Pratt Institute Lecture – Frank Stella
There are two problems in painting. One is to find out what painting is and the other is to find out how to make a painting. The first is learning something and the second is making something.
One learns about painting by looking at and imitating other painters. I can’t stress enough how important it is, if you are interested at all in painting, to look and to look a great deal at painting. There is no other way to find out about painting. After looking comes imitating. In my own case it was at first largely a technical immersion. How did Kline put down that color? Brush or knife or both? Why did Guston leave the canvas bare at the edges? Why did H. Frankenthaler use unsized canvas? And so on. Then, and this was the most dangerous part, I began to imitate the intellectual and emotional processes of the painters I saw. So that rainy winter days in the city would force me to paint Gandy Brodies, as bright clear days at the seashore would force me to paint De Staels. I would discover rose madder and add orange to make a Hofmann. Fortunately, one can stand only so much of this sort of thing. I got tired of other people’s painting and began to make my own. I found, however, that I not only got tired of looking at my own paintings but that I also didn’t like painting them at all. The painterly problems of what to put here and there and how to make it go with what was already there became more and more difficult and the solutions more and more unsatisfactory. Until finally it became obvious that there had to be a better way.
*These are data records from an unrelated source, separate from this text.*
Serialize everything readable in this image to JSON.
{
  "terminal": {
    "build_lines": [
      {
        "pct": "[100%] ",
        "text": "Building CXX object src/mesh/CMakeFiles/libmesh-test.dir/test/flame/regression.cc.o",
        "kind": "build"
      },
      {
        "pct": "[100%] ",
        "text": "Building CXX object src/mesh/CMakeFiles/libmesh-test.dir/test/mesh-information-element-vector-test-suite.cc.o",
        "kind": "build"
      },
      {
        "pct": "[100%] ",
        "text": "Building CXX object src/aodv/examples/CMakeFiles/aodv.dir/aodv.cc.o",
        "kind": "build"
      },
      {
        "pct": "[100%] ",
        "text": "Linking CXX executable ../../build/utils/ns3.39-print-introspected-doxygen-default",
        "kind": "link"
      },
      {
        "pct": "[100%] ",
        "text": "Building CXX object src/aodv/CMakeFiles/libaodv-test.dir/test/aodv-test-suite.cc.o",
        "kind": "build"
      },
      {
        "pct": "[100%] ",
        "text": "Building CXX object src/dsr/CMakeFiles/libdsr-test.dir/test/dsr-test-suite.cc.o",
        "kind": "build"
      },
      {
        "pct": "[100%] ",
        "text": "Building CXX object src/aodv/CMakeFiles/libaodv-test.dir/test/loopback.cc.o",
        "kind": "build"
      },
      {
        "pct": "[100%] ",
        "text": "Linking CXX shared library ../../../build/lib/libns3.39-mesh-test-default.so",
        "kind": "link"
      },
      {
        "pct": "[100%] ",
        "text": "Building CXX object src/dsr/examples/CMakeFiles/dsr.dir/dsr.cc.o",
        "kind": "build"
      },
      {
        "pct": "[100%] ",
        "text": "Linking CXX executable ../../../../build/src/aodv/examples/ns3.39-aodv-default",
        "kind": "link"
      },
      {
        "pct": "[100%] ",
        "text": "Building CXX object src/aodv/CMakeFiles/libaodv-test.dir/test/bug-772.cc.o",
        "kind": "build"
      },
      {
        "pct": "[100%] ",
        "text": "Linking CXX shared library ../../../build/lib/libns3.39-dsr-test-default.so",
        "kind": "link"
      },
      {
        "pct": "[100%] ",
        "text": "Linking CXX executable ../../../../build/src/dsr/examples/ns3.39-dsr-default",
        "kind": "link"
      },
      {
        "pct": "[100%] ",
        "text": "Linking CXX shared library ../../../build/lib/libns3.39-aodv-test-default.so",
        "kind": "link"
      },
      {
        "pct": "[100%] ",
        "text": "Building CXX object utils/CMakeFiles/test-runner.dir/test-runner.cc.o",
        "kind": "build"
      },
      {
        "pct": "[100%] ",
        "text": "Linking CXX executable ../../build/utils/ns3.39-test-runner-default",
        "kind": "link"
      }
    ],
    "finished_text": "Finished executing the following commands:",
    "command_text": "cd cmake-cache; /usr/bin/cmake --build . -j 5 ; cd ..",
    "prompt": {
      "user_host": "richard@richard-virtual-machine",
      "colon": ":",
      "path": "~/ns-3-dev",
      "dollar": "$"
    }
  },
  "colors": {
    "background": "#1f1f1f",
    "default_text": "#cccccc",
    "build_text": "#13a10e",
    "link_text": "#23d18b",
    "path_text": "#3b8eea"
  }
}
There were two problems which had to be faced. One was spatial and the other methodological. In the first case I had to do something about relational painting, i.e., the balancing of the various parts with and against each other. The obvious answer was symmetry – make it the same all over. The question still remained, though, of how to do this in depth. A symmetrical image or configuration placed on an open ground is not balanced out in the illusionistic space. The solution I arrived at – and there are probably quite a few, although I know of only one other, color density – forces illusionistic space out of the painting at a constant rate by using a regulated pattern. The remaining problem was simply to find a method of paint application which followed and complemented the design solution. This was done by using the house painter’s technique and tools.
This is the text of a talk given to art students at the Pratt Institute, New York, at the time of the ‘Sixteen Americans’ exhibition (1971)